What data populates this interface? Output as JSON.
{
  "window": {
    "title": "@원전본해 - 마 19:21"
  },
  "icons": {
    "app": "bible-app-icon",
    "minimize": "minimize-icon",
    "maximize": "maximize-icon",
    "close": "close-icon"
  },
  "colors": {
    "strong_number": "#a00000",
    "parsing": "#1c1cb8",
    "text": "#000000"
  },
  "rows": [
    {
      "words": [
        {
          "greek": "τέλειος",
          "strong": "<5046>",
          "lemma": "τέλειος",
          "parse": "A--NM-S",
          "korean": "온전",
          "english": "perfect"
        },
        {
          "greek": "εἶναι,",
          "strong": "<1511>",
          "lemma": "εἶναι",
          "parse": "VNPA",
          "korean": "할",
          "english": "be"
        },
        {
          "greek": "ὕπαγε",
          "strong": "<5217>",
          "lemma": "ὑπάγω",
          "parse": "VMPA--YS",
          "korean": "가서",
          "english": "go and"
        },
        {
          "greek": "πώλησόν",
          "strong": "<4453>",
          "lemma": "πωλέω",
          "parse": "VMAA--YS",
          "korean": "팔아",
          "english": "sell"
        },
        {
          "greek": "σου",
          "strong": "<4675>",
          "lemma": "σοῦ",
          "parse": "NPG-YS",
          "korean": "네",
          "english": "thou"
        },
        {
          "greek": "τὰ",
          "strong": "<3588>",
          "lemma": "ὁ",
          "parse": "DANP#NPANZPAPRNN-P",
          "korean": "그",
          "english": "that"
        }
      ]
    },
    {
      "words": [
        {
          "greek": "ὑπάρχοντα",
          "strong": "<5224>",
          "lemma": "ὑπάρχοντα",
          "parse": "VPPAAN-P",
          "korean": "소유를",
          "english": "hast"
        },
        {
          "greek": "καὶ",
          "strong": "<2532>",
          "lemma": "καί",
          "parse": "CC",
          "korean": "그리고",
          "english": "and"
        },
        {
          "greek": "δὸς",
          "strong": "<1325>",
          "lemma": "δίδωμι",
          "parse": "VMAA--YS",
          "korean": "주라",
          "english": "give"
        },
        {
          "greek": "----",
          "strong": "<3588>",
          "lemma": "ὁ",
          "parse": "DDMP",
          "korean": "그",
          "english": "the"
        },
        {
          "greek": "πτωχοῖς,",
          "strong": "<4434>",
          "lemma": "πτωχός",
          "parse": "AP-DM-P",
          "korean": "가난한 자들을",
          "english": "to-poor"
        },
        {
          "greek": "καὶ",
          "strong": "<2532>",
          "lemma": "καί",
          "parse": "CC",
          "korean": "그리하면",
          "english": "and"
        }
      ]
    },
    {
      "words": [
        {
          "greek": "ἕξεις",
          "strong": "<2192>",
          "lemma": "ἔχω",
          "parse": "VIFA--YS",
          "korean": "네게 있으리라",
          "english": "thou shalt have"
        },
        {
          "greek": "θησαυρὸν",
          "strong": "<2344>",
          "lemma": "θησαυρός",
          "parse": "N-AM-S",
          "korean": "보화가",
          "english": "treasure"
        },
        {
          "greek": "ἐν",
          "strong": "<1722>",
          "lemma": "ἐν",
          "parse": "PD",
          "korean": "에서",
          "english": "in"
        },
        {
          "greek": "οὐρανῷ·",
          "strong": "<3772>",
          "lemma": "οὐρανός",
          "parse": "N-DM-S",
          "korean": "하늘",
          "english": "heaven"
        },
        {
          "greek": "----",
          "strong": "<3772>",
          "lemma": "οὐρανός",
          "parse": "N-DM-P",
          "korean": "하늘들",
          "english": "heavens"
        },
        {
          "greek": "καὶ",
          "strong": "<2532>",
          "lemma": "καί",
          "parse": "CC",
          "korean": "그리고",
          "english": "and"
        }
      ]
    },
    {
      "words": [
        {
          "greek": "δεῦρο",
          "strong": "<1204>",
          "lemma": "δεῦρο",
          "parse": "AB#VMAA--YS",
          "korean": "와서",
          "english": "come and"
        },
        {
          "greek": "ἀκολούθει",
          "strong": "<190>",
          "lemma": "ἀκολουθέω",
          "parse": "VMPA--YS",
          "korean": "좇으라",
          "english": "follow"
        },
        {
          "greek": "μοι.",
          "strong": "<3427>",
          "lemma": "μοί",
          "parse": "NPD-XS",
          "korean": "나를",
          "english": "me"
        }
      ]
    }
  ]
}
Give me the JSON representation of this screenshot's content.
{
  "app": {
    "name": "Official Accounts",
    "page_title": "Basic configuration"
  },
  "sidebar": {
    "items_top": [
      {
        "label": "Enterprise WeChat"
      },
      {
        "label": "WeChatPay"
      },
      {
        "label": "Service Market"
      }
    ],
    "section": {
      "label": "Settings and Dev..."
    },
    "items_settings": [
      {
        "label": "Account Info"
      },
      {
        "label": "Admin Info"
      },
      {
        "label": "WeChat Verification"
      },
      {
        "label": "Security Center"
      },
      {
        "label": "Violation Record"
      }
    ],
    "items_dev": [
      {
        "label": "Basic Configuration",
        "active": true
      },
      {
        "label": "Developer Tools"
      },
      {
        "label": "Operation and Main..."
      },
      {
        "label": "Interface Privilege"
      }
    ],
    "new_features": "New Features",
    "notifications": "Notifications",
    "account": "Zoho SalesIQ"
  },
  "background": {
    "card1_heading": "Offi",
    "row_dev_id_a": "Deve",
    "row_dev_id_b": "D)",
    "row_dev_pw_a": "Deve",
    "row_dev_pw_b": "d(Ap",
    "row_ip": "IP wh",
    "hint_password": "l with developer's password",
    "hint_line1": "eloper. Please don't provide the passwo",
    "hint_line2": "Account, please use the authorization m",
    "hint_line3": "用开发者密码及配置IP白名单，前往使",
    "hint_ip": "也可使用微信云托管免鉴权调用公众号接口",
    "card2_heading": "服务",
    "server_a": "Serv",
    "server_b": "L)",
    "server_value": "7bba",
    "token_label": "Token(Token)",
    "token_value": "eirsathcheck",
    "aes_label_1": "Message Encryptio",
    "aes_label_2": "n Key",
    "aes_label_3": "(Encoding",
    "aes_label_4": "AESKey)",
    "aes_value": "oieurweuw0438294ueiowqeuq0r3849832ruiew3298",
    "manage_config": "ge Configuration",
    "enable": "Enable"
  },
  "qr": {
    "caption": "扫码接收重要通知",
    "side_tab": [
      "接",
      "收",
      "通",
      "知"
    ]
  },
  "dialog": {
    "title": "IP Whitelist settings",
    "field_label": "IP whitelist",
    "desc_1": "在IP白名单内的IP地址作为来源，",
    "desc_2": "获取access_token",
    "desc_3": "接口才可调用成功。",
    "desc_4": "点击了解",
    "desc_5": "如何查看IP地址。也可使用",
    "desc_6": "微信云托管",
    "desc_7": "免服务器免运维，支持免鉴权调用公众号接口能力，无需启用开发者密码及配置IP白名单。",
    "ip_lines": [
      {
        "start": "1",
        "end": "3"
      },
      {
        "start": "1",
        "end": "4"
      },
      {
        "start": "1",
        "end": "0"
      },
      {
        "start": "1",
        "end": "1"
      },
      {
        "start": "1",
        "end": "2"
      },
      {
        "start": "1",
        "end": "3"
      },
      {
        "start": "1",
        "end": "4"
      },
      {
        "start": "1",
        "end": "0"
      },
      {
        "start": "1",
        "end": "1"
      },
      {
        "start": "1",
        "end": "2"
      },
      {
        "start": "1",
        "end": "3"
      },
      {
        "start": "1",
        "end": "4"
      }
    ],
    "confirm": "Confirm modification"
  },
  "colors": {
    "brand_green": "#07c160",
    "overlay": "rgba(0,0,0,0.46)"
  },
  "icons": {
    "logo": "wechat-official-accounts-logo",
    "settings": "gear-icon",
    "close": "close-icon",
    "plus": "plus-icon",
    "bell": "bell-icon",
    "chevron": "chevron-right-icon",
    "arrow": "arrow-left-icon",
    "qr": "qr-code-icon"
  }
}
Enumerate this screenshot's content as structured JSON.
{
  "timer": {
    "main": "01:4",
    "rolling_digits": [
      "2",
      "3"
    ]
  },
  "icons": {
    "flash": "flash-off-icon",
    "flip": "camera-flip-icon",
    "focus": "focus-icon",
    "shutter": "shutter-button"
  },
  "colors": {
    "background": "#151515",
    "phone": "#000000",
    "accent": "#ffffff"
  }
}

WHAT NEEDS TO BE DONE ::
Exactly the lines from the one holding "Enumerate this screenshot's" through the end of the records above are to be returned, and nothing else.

SOLUTION TO THE EXERCISE ::
Enumerate this screenshot's content as structured JSON.
{
  "timer": {
    "main": "01:4",
    "rolling_digits": [
      "2",
      "3"
    ]
  },
  "icons": {
    "flash": "flash-off-icon",
    "flip": "camera-flip-icon",
    "focus": "focus-icon",
    "shutter": "shutter-button"
  },
  "colors": {
    "background": "#151515",
    "phone": "#000000",
    "accent": "#ffffff"
  }
}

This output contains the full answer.